It is worth one’s while, at certain hours of the day or night, to scrutinize useful objects in repose: wheels that have rolled across long, dusty distances with their enourmous loads of crops or ore, charcoal sacks, barrels, baskets, the hafts and handles of carpenters’ tools. The contacts these objects have had with man and earth may serve as a valuable lesson to a tortured lyric poet. Worn surfaces, the wear inflicted by human hands, the sometimes tragic, always pathetic, emanations from these objects give reality a magnetism that should not be scorned.
Man’s nebulous impurity can be perceived in them: the affinity for groups, the use and obsolescence of materials, the mark of a hand or a foot, the constancy of the human presence that permeates every surface.
This is the poetry we are seeking, corroded, as if by acid, by the labors of man’s hand, pervaded by sweat and smoke, reeking of urine and of lillies soiled by diverse professions in and outside the law.
A poetry as impure as a suit or a body, a poetry stained by food and shame, a poetry with wrinkles, observations, dreams, waking, prophecies, declaration of love and hatred, beasts, blows, idylls, manifestos, denials, doubts, affirmations, taxes.

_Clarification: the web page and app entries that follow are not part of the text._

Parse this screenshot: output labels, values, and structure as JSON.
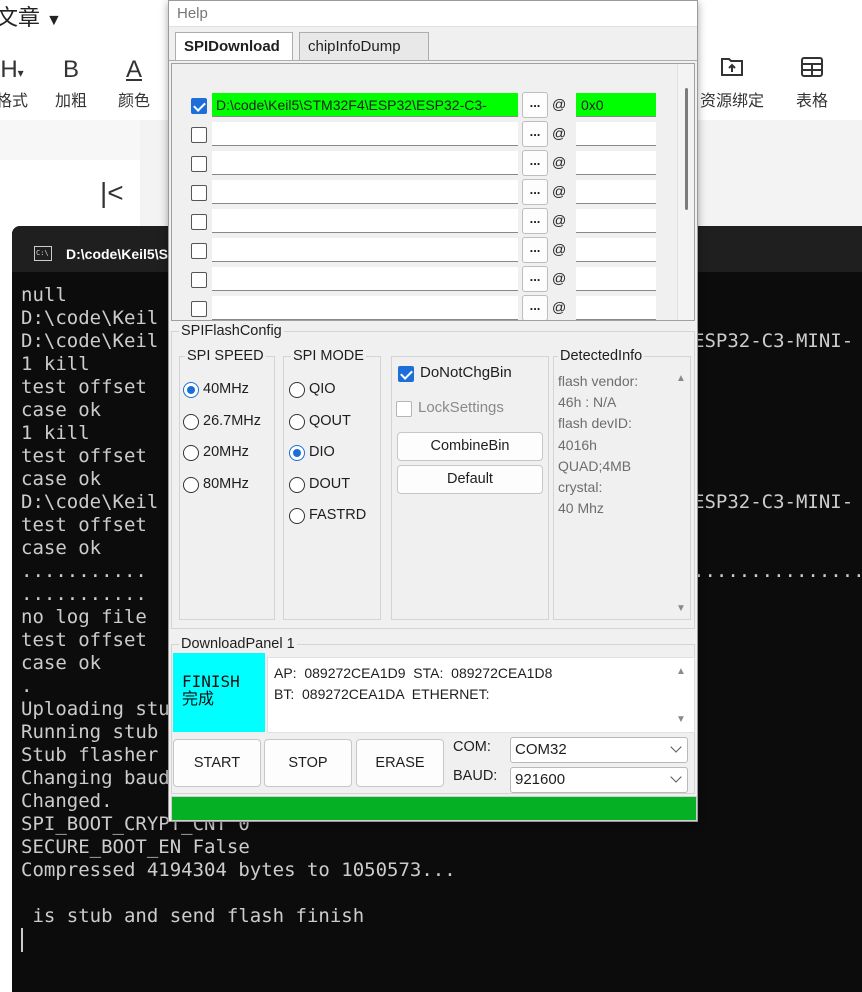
{
  "editor": {
    "title": "文章",
    "toolbar": [
      {
        "icon": "H",
        "label": "格式"
      },
      {
        "icon": "B",
        "label": "加粗"
      },
      {
        "icon": "A",
        "label": "颜色"
      },
      {
        "icon": "upload-folder-icon",
        "label": "资源绑定"
      },
      {
        "icon": "table-icon",
        "label": "表格"
      }
    ],
    "collapse_icon": "|<"
  },
  "terminal": {
    "tab_title": "D:\\code\\Keil5\\S",
    "lines": [
      "null",
      "D:\\code\\Keil",
      "D:\\code\\Keil",
      "1 kill",
      "test offset",
      "case ok",
      "1 kill",
      "test offset",
      "case ok",
      "D:\\code\\Keil",
      "test offset",
      "case ok",
      "...........",
      "...........",
      "no log file",
      "test offset",
      "case ok",
      ".",
      "Uploading stu",
      "Running stub",
      "Stub flasher",
      "Changing baud",
      "Changed.",
      "SPI_BOOT_CRYPT_CNT 0",
      "SECURE_BOOT_EN False",
      "Compressed 4194304 bytes to 1050573...",
      "",
      " is stub and send flash finish"
    ],
    "right_fragments": [
      "ESP32-C3-MINI-",
      "ESP32-C3-MINI-",
      "..............."
    ]
  },
  "tool": {
    "menu": "Help",
    "tabs": [
      "SPIDownload",
      "chipInfoDump"
    ],
    "files": [
      {
        "checked": true,
        "path": "D:\\code\\Keil5\\STM32F4\\ESP32\\ESP32-C3-",
        "browse": "...",
        "at": "@",
        "addr": "0x0"
      },
      {
        "checked": false,
        "path": "",
        "browse": "...",
        "at": "@",
        "addr": ""
      },
      {
        "checked": false,
        "path": "",
        "browse": "...",
        "at": "@",
        "addr": ""
      },
      {
        "checked": false,
        "path": "",
        "browse": "...",
        "at": "@",
        "addr": ""
      },
      {
        "checked": false,
        "path": "",
        "browse": "...",
        "at": "@",
        "addr": ""
      },
      {
        "checked": false,
        "path": "",
        "browse": "...",
        "at": "@",
        "addr": ""
      },
      {
        "checked": false,
        "path": "",
        "browse": "...",
        "at": "@",
        "addr": ""
      },
      {
        "checked": false,
        "path": "",
        "browse": "...",
        "at": "@",
        "addr": ""
      }
    ],
    "flash_config": {
      "title": "SPIFlashConfig",
      "speed_title": "SPI SPEED",
      "speeds": [
        {
          "label": "40MHz",
          "selected": true
        },
        {
          "label": "26.7MHz",
          "selected": false
        },
        {
          "label": "20MHz",
          "selected": false
        },
        {
          "label": "80MHz",
          "selected": false
        }
      ],
      "mode_title": "SPI MODE",
      "modes": [
        {
          "label": "QIO",
          "selected": false
        },
        {
          "label": "QOUT",
          "selected": false
        },
        {
          "label": "DIO",
          "selected": true
        },
        {
          "label": "DOUT",
          "selected": false
        },
        {
          "label": "FASTRD",
          "selected": false
        }
      ],
      "do_not_chg_bin": "DoNotChgBin",
      "lock_settings": "LockSettings",
      "combine_bin": "CombineBin",
      "default": "Default",
      "detected_title": "DetectedInfo",
      "detected_text": "flash vendor:\n46h : N/A\nflash devID:\n4016h\nQUAD;4MB\ncrystal:\n40 Mhz"
    },
    "download_panel": {
      "title": "DownloadPanel 1",
      "status_line1": "FINISH",
      "status_line2": "完成",
      "mac_line1": "AP:  089272CEA1D9  STA:  089272CEA1D8",
      "mac_line2": "BT:  089272CEA1DA  ETHERNET:",
      "start": "START",
      "stop": "STOP",
      "erase": "ERASE",
      "com_label": "COM:",
      "com_value": "COM32",
      "baud_label": "BAUD:",
      "baud_value": "921600",
      "progress": 1.0
    },
    "colors": {
      "finish_bg": "#00ffff",
      "file_highlight": "#00ff00",
      "progress": "#06b025",
      "accent": "#1c6fd8"
    }
  }
}
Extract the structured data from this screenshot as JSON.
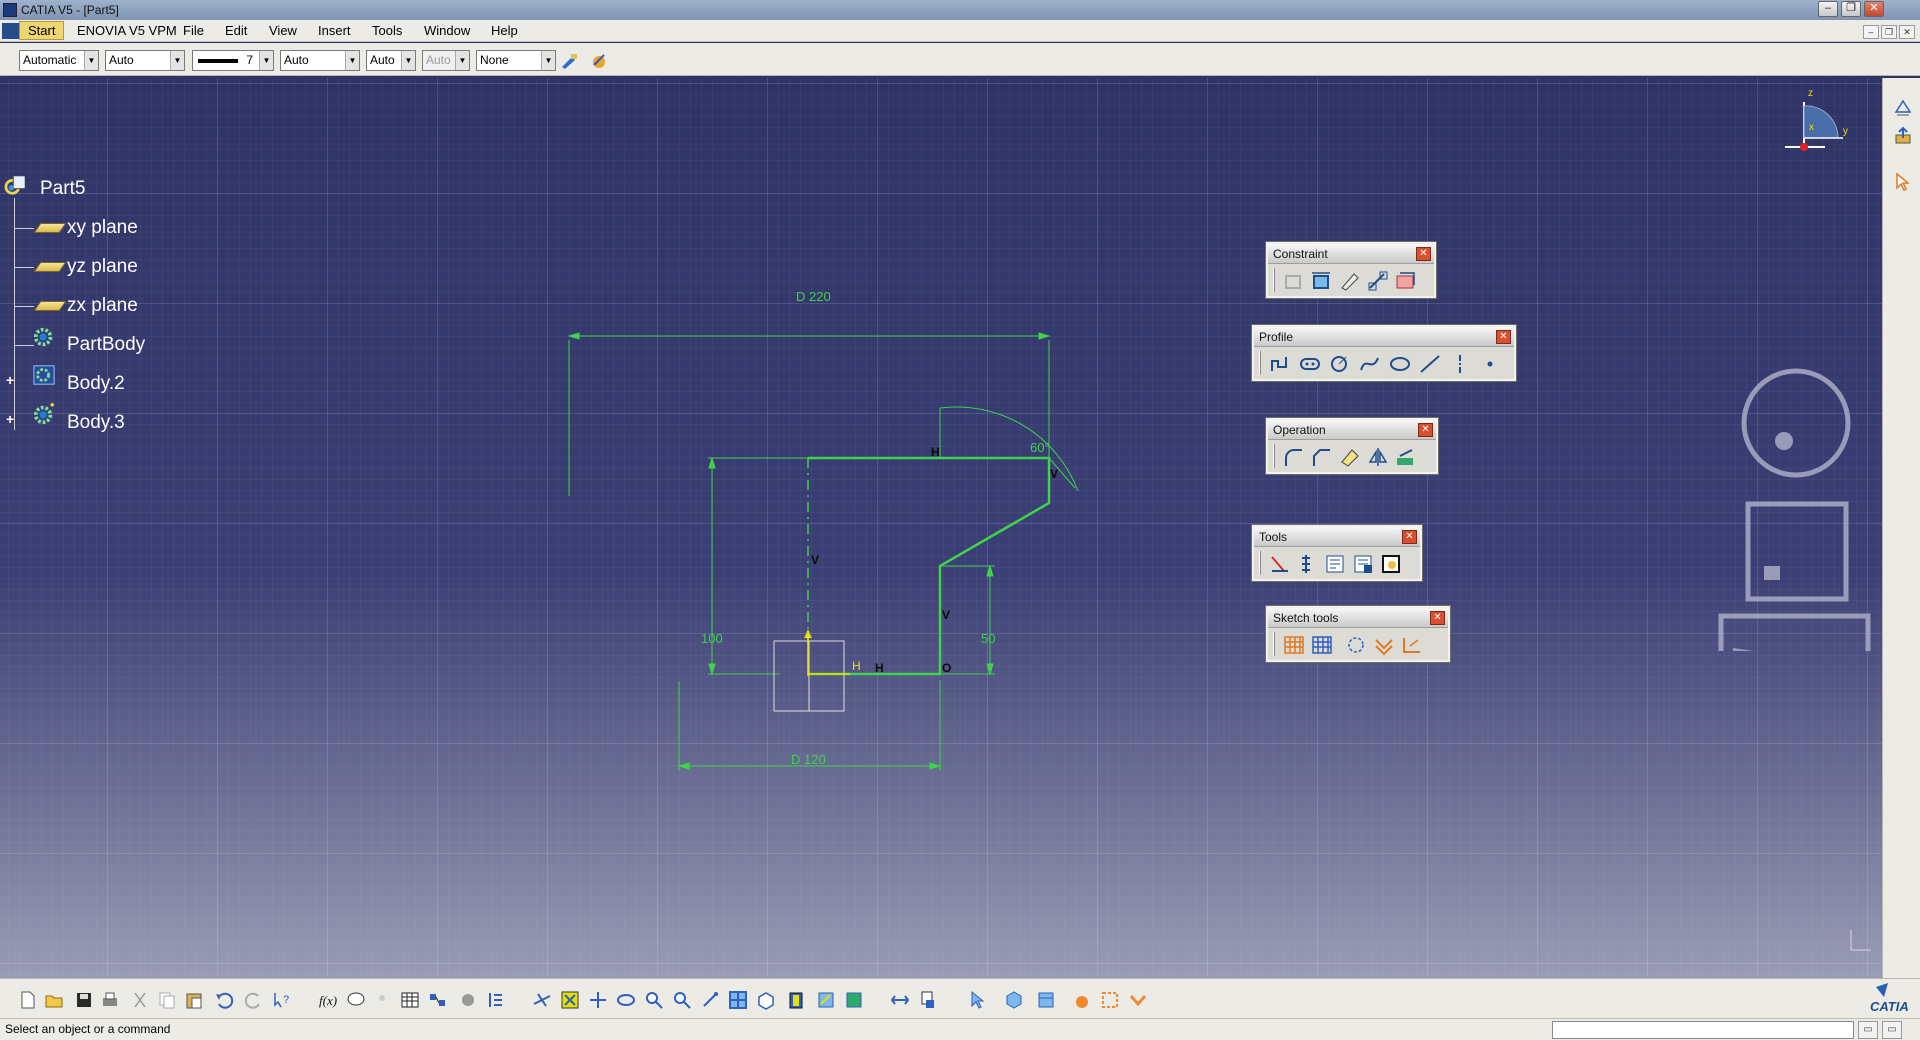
{
  "window": {
    "title": "CATIA V5 - [Part5]"
  },
  "menubar": {
    "items": [
      "Start",
      "ENOVIA V5 VPM",
      "File",
      "Edit",
      "View",
      "Insert",
      "Tools",
      "Window",
      "Help"
    ]
  },
  "graphic_properties": {
    "color": "Automatic",
    "transparency": "Auto",
    "linetype_weight": "7",
    "linetype": "Auto",
    "thickness": "Auto",
    "point_symbol": "Auto",
    "layer": "None"
  },
  "spec_tree": {
    "root": "Part5",
    "children": [
      "xy plane",
      "yz plane",
      "zx plane",
      "PartBody",
      "Body.2",
      "Body.3"
    ]
  },
  "compass": {
    "axis_x": "x",
    "axis_y": "y",
    "axis_z": "z"
  },
  "sketch": {
    "dim_top": "D 220",
    "dim_bottom": "D 120",
    "dim_left": "100",
    "dim_right": "50",
    "angle": "60°",
    "constraint_h": "H",
    "constraint_v": "V",
    "constraint_o": "O"
  },
  "toolbars": {
    "constraint": {
      "title": "Constraint"
    },
    "profile": {
      "title": "Profile"
    },
    "operation": {
      "title": "Operation"
    },
    "tools": {
      "title": "Tools"
    },
    "sketch_tools": {
      "title": "Sketch tools"
    }
  },
  "status": {
    "message": "Select an object or a command"
  },
  "brand": {
    "name": "CATIA"
  },
  "colors": {
    "viewport_bg": "#2f3466",
    "sketch_green": "#3fd24a",
    "constraint_yellow": "#f0e000",
    "menu_highlight": "#f0d670"
  }
}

The sacred law of the madrigal and the decrees of touch, smell, taste, sight, and hearing, the desire for justice and sexual desire, the sound of the ocean, nothing deliberately excluded, a plunge into unplumbed depths in an access of ungovernable love. And the poetic product will be stamped with digital doves, with the scars of teeth and ice, a poetry slightly consumed by sweat and war. Until one achieves a surface worn as smooth as a constantly played instrument, the hard softness of rubbed wood, or arrogant iron. Flowers, wheat, and water also have that special consistency, the same tactile majesty. But we must not overlook melancholy, the sentimentalism of another age, the perfect impure fruit whose marvels have been cast aside by the mania for pedantry: moonlight, the swan at dusk, “my beloved,” are, beyond question, the elemental and essential matter of poetry. He who would flee from bad taste is riding for a fall.